Data for review
----

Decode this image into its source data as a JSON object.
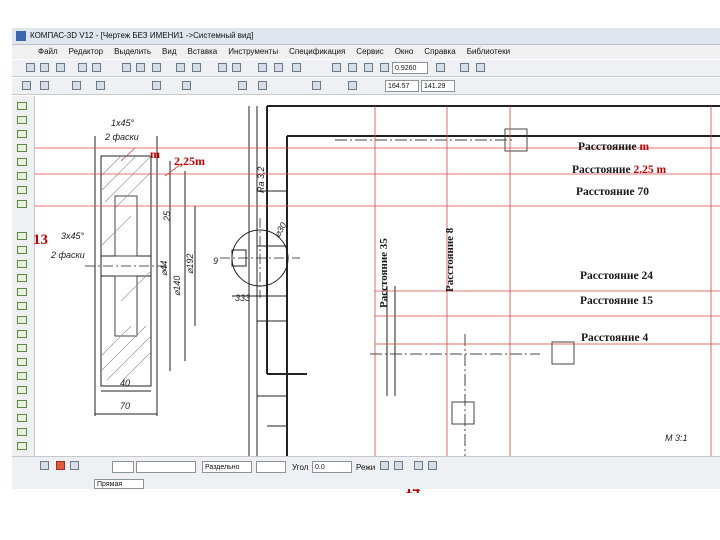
{
  "window": {
    "title": "КОМПАС-3D V12 - [Чертеж БЕЗ ИМЕНИ1 ->Системный вид]"
  },
  "menu": {
    "items": [
      "Файл",
      "Редактор",
      "Выделить",
      "Вид",
      "Вставка",
      "Инструменты",
      "Спецификация",
      "Сервис",
      "Окно",
      "Справка",
      "Библиотеки"
    ]
  },
  "toolbar": {
    "zoom_value": "0.9260",
    "coord_x": "164.57",
    "coord_y": "141.29"
  },
  "properties_panel": {
    "mode_value": "Раздельно",
    "angle_label": "Угол",
    "angle_value": "0.0",
    "regime_label": "Режи",
    "tab_label": "Прямая"
  },
  "drawing": {
    "note_scale": "М 3:1",
    "dims": {
      "chamfer_top": "1x45°",
      "chamfer_top_note": "2 фаски",
      "chamfer_mid": "3x45°",
      "chamfer_mid_note": "2 фаски",
      "width_40": "40",
      "width_70": "70",
      "d_192": "⌀192",
      "d_140": "⌀140",
      "d_44": "⌀44",
      "d_30": "⌀30",
      "hub_333": "333",
      "key_9": "9",
      "r_25": "25",
      "module_m": "m",
      "module_225": "2,25m",
      "rough": "Ra 3,2"
    }
  },
  "annotations": {
    "dist_m_label": "Расстояние",
    "dist_m_value": "m",
    "dist_225_label": "Расстояние",
    "dist_225_value": "2.25 m",
    "dist_70": "Расстояние  70",
    "dist_24": "Расстояние 24",
    "dist_15": "Расстояние 15",
    "dist_4": "Расстояние 4",
    "dist_35": "Расстояние 35",
    "dist_8": "Расстояние 8",
    "num_13": "13",
    "num_14": "14",
    "hand_m": "m",
    "hand_225": "2,25m"
  }
}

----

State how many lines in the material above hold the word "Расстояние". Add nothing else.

8